It has been lots of fun watching the U.S. Women's Hockey Team in action in the first three games at the Vancouver Olympics. It has been especially enjoyable because I know so many of the players (and their moms) and have been following them for the past eight years.
It was fitting that Angela Ruggiero, along with Jenny Potter the only four-time Olympians on the team, scored the first goal of the tournament (unassisted) for the U.S. in the opening game, a 12-1 rout of China. Angela also scored the first goal eight years ago in Salt Lake City, the last Olympics I attended. Before the game, she exchanged pins with the Chinese captain, who she had met while working with Project Hope, a non-profit founded by New York Islander owner, Charles Wong, which built 15 rinks in China.
It was also great to see three-time Olympian, Julie Chu, do so well. I met Julie, along with her mom, for the first time after a game against the Hockey East All-Stars at Northeastern's Matthews Arena in the run-up to the 2002 Games. She has always been a strong player but she really has become so much stronger. Her goal and two assists on Sunday were special for a number of reasons: first, they came on Chinese New Year, second, they came against China, the birthplace of her dad, and third, they were cheered by a large contingent of Asian-Canadians.

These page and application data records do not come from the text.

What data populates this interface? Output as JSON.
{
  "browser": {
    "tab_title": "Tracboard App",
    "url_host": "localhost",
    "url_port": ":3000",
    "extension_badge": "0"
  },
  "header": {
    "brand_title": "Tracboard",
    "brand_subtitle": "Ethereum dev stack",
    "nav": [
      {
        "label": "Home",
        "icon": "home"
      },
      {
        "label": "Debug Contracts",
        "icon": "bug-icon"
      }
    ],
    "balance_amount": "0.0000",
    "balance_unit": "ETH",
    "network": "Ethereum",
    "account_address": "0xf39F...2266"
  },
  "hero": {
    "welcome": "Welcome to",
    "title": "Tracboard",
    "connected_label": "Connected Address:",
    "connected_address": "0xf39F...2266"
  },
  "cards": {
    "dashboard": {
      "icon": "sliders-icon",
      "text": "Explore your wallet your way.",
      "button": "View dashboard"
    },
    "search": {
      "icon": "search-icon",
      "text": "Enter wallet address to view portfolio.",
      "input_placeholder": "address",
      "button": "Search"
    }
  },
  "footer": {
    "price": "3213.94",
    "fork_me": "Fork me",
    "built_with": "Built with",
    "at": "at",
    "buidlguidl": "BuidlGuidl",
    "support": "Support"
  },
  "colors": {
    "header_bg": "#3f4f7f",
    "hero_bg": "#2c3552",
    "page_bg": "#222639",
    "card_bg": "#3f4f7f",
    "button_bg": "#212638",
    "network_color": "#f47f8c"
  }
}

The second game, a 13-0 blowout of Russia, was more of the same. Another goal from Angela (shot from behind the goal line off the back of the goalie and into the net!), with Julie chipping in with an assist. I liked how, when the U.S. scored a goal early in the third period to go ahead by a baker's dozen, it took its foot off the accelerator and refused to run up the score, settling instead for cycling the puck around the Russian zone instead of putting more shots on goal. A sign of really good sportsmanship! The final game in group play, a 6-0 win over a scrappy team from Finland, put the U.S. into the semi-finals against Sweden on Monday.
How good are the U.S. and Canada? Clearly, they are head and shoulders above the rest of the field. It should all come down to the gold medal game, although I am sure Angela, Julie and their teammates will make sure that they won't look past Sweden to a final against the Canadian so they won't suffer the same fate as four years ago, when Sweden beat them in a shocking upset to deprive them of the chance to play Canada for the gold.
If all goes according to plan, I will be in the stands with Angela Ruggiero's mom, Karen, and other friends and family of Team USA to see them battle Canada for the gold medal showdown on Thursday, February 25th.
I am hoping that a US v. Canada matchup will do for women's hockey what the 1999 Women's World Cup in soccer did for women's soccer. I was fortunate enough to be in the stands at Giants Stadium for the opening ceremonies that day. Until surpassed by the 100 thousand fans that packed the Rose Bowl for the Cup final between the US and China (highlighted by Brandi Chastain's famous celebration of the winning penalty kick), the crowd in the Meadowlands was the largest to ever see a women's sports event, and the Cup led to a women's soccer pro league the next year.
Women's hockey is a great spectator sport. It has all the speed, stick handling, great goaltending, and sharp passes of the men's game. The only real difference is that, while body contact is allowed, body checking isn't. As a result, women's hockey is actually more wide open and more fun to watch in many ways than the men's game, where all those crunching body checks tend to make the game a lot more choppy - and chippy.
The smooth-as-silk stick handling and goal-scoring moves of players like Canada's Haley Wickenhauser and America's Jenny Potter have been on full display at the Olympics. It would be hard to say that the goals they scored weren't just as pretty as those scored by the NHL's top scorers, like the Penguins' Sidney Crosby.
Not only are they great athletes, but the women who play hockey, as I have found out over the years, are really, really nice people, and work very hard to give back to people in need (more on this later). Because they aren't playing for money, they are playing for the love of the game. In this era of ultra-commercialism in all things sport, they are a breath of fresh air!
Here's hoping for a spine-tingling, edge-of-the-seat game for the gold next week. Stay tuned to this space for reports from Vancouver.